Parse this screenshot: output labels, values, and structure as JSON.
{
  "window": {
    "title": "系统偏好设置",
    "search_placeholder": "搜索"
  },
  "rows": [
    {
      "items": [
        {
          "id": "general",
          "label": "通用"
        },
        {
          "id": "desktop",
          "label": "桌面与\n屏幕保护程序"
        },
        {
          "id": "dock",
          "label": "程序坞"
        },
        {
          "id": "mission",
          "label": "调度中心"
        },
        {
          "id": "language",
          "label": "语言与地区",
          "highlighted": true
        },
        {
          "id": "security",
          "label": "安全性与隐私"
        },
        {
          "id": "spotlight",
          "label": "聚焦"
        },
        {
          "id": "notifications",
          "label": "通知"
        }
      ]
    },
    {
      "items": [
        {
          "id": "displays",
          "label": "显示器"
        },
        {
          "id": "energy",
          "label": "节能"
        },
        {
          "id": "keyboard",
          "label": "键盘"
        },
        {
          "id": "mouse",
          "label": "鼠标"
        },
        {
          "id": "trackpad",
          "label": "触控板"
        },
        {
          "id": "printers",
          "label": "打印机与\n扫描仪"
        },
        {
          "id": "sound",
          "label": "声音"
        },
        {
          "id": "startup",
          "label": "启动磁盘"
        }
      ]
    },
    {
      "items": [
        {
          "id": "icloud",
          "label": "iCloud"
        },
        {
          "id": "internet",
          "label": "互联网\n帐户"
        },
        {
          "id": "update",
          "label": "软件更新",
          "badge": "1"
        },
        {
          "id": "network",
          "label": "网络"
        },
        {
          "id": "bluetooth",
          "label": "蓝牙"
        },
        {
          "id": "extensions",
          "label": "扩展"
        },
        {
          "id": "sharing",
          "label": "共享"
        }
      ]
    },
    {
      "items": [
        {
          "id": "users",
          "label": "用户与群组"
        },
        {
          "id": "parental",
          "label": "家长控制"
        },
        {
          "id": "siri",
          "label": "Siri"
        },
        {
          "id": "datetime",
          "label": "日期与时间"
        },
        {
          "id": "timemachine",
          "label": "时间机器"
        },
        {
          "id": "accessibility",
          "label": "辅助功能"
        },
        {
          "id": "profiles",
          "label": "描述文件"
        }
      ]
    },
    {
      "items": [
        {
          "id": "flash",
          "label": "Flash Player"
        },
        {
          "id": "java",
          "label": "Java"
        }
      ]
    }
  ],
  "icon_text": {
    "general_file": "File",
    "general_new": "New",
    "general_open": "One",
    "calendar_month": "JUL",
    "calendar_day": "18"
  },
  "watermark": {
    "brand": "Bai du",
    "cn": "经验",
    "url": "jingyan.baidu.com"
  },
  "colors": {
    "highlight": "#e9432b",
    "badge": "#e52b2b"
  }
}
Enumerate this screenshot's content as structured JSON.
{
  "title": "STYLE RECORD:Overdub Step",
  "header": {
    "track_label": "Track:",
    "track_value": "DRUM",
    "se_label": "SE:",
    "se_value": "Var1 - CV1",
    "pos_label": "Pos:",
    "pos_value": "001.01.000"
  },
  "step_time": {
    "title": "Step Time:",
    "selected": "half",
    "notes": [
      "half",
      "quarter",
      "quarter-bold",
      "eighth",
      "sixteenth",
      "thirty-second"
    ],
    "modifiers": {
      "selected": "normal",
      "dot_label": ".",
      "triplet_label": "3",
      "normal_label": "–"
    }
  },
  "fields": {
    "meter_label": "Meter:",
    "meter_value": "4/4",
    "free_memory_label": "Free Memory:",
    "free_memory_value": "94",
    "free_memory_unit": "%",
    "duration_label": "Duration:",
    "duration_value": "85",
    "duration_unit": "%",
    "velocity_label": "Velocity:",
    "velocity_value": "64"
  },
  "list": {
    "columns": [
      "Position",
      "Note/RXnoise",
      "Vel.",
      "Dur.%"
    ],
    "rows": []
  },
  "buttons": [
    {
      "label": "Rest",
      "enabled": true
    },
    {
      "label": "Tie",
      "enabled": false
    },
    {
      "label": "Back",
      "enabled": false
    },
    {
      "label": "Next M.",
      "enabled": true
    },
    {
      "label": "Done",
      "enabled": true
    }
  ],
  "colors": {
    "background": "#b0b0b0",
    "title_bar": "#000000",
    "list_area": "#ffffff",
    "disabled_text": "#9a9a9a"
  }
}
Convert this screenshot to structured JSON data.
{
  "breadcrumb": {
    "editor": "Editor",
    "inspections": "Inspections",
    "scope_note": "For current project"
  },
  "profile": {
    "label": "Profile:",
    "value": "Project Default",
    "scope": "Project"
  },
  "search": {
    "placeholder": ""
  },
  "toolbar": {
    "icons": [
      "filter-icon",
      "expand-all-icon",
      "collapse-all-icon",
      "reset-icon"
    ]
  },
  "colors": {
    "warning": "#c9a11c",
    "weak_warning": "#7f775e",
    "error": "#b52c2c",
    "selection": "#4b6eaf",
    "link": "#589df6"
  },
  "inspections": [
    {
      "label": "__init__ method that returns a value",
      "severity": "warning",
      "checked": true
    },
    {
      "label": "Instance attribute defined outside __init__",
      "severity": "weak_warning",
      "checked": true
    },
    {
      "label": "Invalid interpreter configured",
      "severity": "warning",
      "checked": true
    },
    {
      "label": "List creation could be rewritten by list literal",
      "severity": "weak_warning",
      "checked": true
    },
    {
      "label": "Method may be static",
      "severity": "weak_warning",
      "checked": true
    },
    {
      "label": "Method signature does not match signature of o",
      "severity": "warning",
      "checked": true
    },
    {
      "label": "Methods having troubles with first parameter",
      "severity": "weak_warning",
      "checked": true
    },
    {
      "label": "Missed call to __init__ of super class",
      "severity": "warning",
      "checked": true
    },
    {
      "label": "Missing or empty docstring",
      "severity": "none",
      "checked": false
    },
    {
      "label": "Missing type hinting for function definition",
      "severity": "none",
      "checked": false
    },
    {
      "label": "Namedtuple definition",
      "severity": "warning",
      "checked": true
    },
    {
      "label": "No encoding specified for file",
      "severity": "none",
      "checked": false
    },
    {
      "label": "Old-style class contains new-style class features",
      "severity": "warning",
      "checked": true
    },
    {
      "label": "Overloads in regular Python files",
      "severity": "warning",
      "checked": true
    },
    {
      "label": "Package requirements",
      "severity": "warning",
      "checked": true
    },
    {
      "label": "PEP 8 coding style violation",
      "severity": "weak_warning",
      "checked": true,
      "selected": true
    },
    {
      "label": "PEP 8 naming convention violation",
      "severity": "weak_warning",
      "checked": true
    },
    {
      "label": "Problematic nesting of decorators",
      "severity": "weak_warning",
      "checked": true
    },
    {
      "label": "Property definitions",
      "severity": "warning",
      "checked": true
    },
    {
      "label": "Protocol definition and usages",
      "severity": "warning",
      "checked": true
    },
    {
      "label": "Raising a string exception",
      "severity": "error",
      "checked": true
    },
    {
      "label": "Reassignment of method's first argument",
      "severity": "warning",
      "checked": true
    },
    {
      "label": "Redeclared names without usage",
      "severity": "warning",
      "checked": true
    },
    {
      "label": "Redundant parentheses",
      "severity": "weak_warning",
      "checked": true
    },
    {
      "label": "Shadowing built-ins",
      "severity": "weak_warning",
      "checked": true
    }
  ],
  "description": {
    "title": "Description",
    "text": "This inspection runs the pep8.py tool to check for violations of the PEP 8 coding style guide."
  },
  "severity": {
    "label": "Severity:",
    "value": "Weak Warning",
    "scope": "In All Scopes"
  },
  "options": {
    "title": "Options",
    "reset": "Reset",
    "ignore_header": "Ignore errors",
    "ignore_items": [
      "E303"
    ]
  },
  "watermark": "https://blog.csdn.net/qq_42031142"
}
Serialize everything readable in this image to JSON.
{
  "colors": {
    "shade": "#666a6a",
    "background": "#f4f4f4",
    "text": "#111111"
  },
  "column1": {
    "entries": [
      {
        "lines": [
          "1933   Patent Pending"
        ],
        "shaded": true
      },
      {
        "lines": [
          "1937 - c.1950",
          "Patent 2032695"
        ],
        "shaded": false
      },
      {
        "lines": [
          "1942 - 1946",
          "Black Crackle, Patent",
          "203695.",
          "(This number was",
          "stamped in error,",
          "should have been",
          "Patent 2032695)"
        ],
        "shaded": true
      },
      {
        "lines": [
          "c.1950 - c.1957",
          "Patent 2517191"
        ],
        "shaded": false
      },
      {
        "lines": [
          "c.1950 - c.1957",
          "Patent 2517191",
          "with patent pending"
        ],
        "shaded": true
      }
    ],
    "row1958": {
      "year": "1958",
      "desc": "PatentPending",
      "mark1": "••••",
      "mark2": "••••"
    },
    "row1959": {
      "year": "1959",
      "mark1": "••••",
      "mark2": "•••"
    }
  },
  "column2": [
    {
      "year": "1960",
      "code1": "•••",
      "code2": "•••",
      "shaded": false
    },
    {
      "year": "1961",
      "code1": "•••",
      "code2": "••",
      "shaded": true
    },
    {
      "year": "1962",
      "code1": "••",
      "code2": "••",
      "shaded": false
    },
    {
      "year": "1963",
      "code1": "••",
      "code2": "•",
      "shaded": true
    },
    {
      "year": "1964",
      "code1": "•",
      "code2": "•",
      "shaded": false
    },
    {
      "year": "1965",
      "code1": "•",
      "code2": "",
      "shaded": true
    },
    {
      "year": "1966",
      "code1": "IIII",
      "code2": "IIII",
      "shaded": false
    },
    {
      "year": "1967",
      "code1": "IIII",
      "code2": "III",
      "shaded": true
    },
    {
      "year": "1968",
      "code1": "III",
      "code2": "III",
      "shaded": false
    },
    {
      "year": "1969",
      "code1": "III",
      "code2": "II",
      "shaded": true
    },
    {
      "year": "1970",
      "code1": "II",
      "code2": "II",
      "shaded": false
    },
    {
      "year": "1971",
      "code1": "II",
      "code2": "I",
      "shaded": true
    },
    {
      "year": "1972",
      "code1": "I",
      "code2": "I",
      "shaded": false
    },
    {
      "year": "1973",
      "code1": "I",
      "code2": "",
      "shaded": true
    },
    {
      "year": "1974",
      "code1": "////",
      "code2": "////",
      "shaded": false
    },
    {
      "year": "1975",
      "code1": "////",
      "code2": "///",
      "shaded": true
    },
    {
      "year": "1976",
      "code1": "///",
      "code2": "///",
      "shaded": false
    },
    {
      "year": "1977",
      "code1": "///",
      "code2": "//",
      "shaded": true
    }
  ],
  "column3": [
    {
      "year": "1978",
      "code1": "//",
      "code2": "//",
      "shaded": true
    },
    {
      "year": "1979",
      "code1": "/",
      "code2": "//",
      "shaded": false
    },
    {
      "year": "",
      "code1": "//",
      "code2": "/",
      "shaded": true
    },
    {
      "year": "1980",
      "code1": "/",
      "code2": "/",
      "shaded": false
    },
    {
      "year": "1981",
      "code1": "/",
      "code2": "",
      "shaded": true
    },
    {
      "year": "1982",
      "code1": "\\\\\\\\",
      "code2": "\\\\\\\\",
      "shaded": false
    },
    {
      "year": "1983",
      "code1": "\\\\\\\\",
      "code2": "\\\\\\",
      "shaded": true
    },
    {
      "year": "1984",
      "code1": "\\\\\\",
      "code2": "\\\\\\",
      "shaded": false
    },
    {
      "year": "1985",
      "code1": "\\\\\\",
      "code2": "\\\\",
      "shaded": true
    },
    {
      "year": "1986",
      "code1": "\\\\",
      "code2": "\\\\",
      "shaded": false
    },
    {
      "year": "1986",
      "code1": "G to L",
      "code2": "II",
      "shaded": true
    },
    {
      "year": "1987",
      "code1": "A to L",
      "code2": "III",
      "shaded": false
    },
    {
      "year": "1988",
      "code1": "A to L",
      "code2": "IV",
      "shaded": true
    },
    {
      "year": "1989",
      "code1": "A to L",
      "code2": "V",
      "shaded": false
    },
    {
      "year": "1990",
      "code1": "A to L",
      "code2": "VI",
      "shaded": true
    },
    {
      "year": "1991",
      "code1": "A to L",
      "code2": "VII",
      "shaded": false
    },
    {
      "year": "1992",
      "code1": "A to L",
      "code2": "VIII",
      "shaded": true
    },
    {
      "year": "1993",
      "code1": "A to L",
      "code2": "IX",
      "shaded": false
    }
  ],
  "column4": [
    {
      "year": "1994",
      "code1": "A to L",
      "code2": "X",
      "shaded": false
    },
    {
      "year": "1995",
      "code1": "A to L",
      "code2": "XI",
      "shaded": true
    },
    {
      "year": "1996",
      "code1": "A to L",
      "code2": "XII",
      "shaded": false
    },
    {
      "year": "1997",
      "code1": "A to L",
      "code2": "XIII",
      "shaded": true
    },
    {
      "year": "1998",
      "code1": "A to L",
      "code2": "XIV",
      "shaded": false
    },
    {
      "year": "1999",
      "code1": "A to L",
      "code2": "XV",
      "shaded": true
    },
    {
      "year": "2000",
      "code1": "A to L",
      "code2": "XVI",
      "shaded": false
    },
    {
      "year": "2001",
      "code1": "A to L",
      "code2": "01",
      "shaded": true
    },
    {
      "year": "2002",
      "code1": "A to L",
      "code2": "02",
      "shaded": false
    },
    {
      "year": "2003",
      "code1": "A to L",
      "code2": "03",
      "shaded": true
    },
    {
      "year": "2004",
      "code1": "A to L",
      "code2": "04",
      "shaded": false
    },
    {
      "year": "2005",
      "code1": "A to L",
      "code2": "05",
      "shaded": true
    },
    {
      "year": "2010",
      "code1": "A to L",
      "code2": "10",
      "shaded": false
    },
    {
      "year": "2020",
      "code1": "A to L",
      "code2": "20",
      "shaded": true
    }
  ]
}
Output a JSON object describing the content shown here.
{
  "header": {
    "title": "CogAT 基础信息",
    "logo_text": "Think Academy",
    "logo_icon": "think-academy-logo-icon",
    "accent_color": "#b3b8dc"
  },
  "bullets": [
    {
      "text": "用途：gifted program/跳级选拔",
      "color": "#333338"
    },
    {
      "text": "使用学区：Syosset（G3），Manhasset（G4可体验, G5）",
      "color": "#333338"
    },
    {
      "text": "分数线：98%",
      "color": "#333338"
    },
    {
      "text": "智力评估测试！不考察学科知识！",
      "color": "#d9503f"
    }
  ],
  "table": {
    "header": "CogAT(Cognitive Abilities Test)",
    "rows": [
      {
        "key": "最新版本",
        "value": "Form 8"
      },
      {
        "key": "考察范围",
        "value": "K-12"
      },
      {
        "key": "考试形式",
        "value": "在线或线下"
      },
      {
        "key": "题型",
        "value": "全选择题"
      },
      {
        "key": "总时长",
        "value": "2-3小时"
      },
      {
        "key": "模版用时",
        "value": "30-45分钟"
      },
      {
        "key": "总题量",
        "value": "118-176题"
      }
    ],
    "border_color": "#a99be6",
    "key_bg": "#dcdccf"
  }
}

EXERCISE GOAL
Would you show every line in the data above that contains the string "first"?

SOLUTION TO THE EXERCISE
      "label": "Methods having troubles with first parameter",
      "label": "Reassignment of method's first argument",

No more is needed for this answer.